#### [WHAT NEEDS TO BE DONE]
Reproduce all records exactly.

#### [Items from an interface collection]
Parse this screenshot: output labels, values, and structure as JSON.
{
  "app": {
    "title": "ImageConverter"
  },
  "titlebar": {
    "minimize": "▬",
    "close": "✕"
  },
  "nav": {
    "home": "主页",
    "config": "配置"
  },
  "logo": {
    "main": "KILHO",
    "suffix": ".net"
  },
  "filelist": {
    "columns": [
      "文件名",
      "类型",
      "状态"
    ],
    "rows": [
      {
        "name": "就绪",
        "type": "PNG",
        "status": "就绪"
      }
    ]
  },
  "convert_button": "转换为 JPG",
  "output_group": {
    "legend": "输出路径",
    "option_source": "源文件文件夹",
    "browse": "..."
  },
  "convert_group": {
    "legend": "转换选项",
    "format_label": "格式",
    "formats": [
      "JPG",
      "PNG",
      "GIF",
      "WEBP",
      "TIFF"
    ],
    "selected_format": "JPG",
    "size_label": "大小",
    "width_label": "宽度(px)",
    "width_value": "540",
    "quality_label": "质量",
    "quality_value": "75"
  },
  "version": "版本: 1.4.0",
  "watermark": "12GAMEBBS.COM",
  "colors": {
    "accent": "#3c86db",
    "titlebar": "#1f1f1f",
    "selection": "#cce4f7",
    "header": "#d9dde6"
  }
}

#### [PROBLEM SOLUTION]
Parse this screenshot: output labels, values, and structure as JSON.
{
  "app": {
    "title": "ImageConverter"
  },
  "titlebar": {
    "minimize": "▬",
    "close": "✕"
  },
  "nav": {
    "home": "主页",
    "config": "配置"
  },
  "logo": {
    "main": "KILHO",
    "suffix": ".net"
  },
  "filelist": {
    "columns": [
      "文件名",
      "类型",
      "状态"
    ],
    "rows": [
      {
        "name": "就绪",
        "type": "PNG",
        "status": "就绪"
      }
    ]
  },
  "convert_button": "转换为 JPG",
  "output_group": {
    "legend": "输出路径",
    "option_source": "源文件文件夹",
    "browse": "..."
  },
  "convert_group": {
    "legend": "转换选项",
    "format_label": "格式",
    "formats": [
      "JPG",
      "PNG",
      "GIF",
      "WEBP",
      "TIFF"
    ],
    "selected_format": "JPG",
    "size_label": "大小",
    "width_label": "宽度(px)",
    "width_value": "540",
    "quality_label": "质量",
    "quality_value": "75"
  },
  "version": "版本: 1.4.0",
  "watermark": "12GAMEBBS.COM",
  "colors": {
    "accent": "#3c86db",
    "titlebar": "#1f1f1f",
    "selection": "#cce4f7",
    "header": "#d9dde6"
  }
}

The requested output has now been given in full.